Large, social, vegetarian, island-dwelling birds live longer than other birds, reports a new Cornell study that examined the relationships between evolution and life spans in birds.
Some of the longest-living birds include flamingos, parrots, petrels and shearwaters, all of which can live 30 years and more, while many perching birds, grebes and woodpeckers have the shortest life spans of under 10 years, the researchers found.
The study, published in the Jan. 12 issue of the Journal of Zoology, used data on more than 900 bird species to understand avian aging factors; it may help explain underlying evolutionary principles that shape life spans for many organisms, including humans.
“We wanted to understand how long do birds live and whether we could relate longevity with factors that lower mortality,” said Paul Sherman, professor of neurobiology and behavior, and the paper’s senior author. Lead author Daniel Wasser ’08, a medical student at Tel Aviv University’s Sackler School of Medicine in Israel, researched this topic for three years as a Cornell undergraduate.
Some deadly forces — such as predators, parasites, food shortages and bad weather — are beyond an individual’s control, but such external causes of death — known as extrinsic mortality — can limit a species’ ability to pass on traits that allow individuals to live longer lives. If extrinsic mortality is high and animals die young, then genes that protect an animal and maintain bodily functions late in life are not strongly selected.
Mary Sandman/Great Backyard Bird Count
|Eastern bluebirds (male and female shown here) are short lived species with average life spans under 10 years.|
On the other hand, “when rates of extrinsic mortality are low, so that many individuals in a population can live to old age, physiological mechanisms of damage control and repair among the aged frequently will be selected and senescence (biological aging) will be postponed, allowing for a greater production of offspring,” said Wasser.
By computerizing maximum life spans and body masses for 936 bird species — 470 of which included data for nine ecological, behavioral and physiological variables that have been hypothesized to affect the evolution of avian life spans — Wasser and Sherman found that body mass, diet, sociality and whether they nested on the mainland or an island significantly affect maximum life spans.
For example, bigger birds have fewer predators; herbivorous birds avoid risks that carnivorous birds may face, such as getting hurt or picking up parasites and pathogens when attacking prey, and compared to carnivores, may find food more readily available; social species can mob and warn of predators, and may find safety or may hide in numbers; and island breeders face fewer predators, pathogens and parasites.
“All of those things are associated with lower extrinsic mortality,” Sherman said.
Such variables as breeding latitude, breeding habitat, nest-site location and migratory behavior do not have significant effects on longevity, the researchers reported.
They also explored why birds, relative to mammals, have long life spans despite their high “rates of living” — i.e., their high metabolic rates, high oxygen consumption for their size, higher body temperatures and higher blood sugar levels, all indicators of living hard and fast, which should shorten life spans.

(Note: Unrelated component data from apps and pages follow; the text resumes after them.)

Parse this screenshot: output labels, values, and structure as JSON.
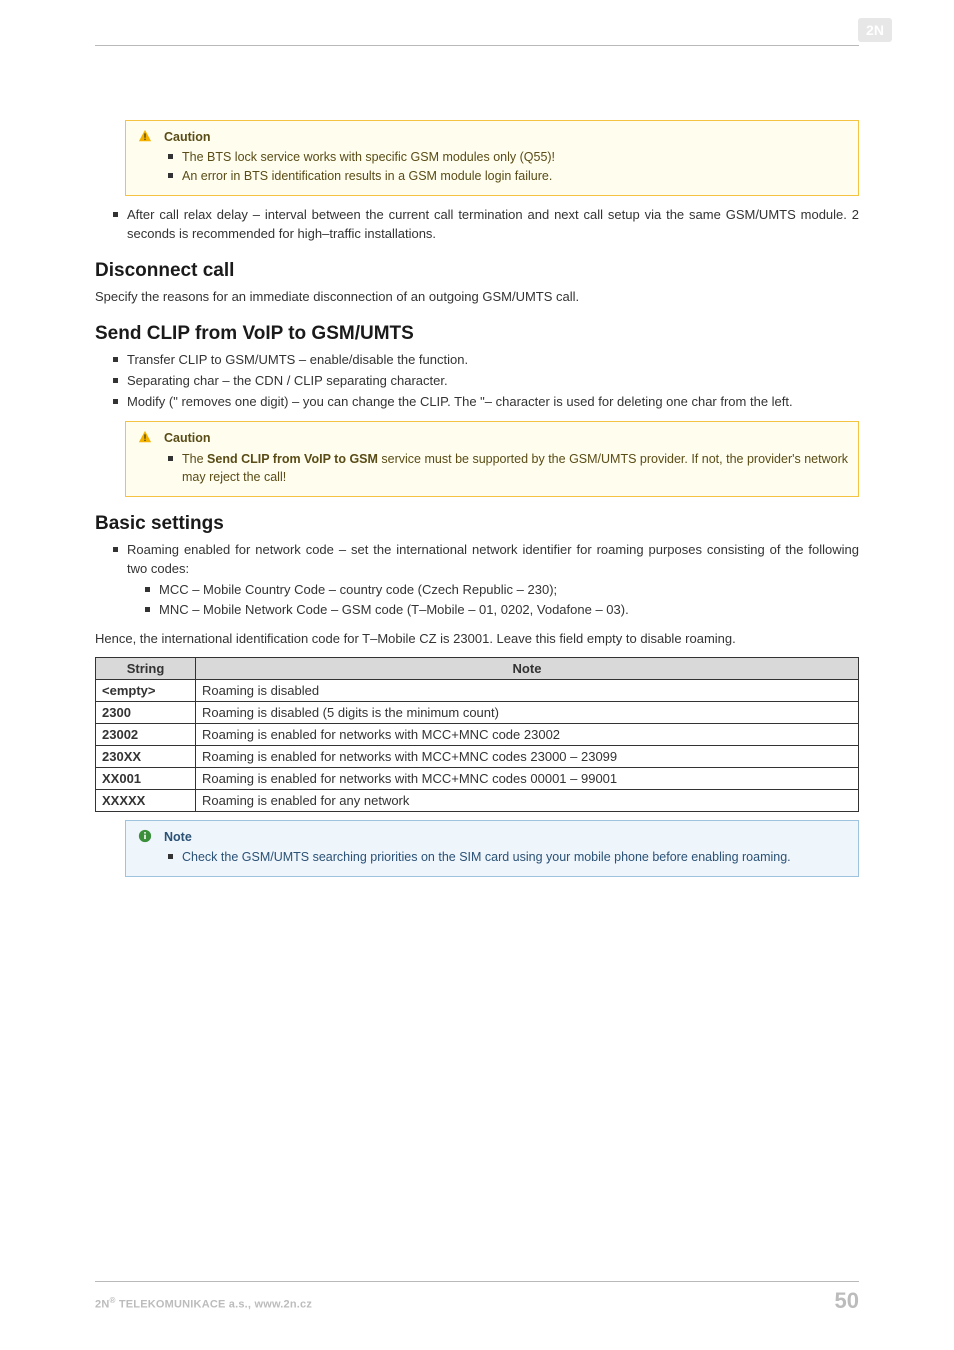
{
  "logo_label": "2N",
  "caution1": {
    "title": "Caution",
    "items": [
      "The BTS lock service works with specific GSM modules only (Q55)!",
      "An error in BTS identification results in a GSM module login failure."
    ]
  },
  "after_call_bullet": "After call relax delay – interval between the current call termination and next call setup via the same GSM/UMTS module. 2 seconds is recommended for high–traffic installations.",
  "disconnect": {
    "heading": "Disconnect call",
    "para": "Specify the reasons for an immediate disconnection of an outgoing GSM/UMTS call."
  },
  "sendclip": {
    "heading": "Send CLIP from VoIP to GSM/UMTS",
    "items": [
      "Transfer CLIP to GSM/UMTS – enable/disable the function.",
      "Separating char – the CDN / CLIP separating character.",
      "Modify (\" removes one digit) – you can change the CLIP. The \"– character is used for deleting one char from the left."
    ]
  },
  "caution2": {
    "title": "Caution",
    "pre": "The ",
    "bold": "Send CLIP from VoIP to GSM",
    "post": " service must be supported by the GSM/UMTS provider. If not, the provider's network may reject the call!"
  },
  "basic": {
    "heading": "Basic settings",
    "roaming_intro": "Roaming enabled for network code – set the international network identifier for roaming purposes consisting of the following two codes:",
    "sub_items": [
      "MCC – Mobile Country Code – country code (Czech Republic – 230);",
      "MNC – Mobile Network Code – GSM code (T–Mobile – 01, 0202, Vodafone – 03)."
    ],
    "para2": "Hence, the international identification code for T–Mobile CZ is 23001. Leave this field empty to disable roaming."
  },
  "table": {
    "header_string": "String",
    "header_note": "Note",
    "rows": [
      {
        "s": "<empty>",
        "n": "Roaming is disabled"
      },
      {
        "s": "2300",
        "n": "Roaming is disabled (5 digits is the minimum count)"
      },
      {
        "s": "23002",
        "n": "Roaming is enabled for networks with MCC+MNC code 23002"
      },
      {
        "s": "230XX",
        "n": "Roaming is enabled for networks with MCC+MNC codes 23000 – 23099"
      },
      {
        "s": "XX001",
        "n": "Roaming is enabled for networks with MCC+MNC codes 00001 – 99001"
      },
      {
        "s": "XXXXX",
        "n": "Roaming is enabled for any network"
      }
    ]
  },
  "note1": {
    "title": "Note",
    "item": "Check the GSM/UMTS searching priorities on the SIM card using your mobile phone before enabling roaming."
  },
  "footer": {
    "company_pre": "2N",
    "company_sup": "®",
    "company_post": " TELEKOMUNIKACE a.s., www.2n.cz",
    "page": "50"
  }
}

But the ability to fly, among other qualities, allows birds to escape predators, allowing some of them to develop longer life spans.
The study was funded by the U.S. Fish and Wildlife Service and Cornell’s College of Arts and Sciences, Agricultural Experiment Station and Stephen H. Weiss Presidential Fellowship Fund.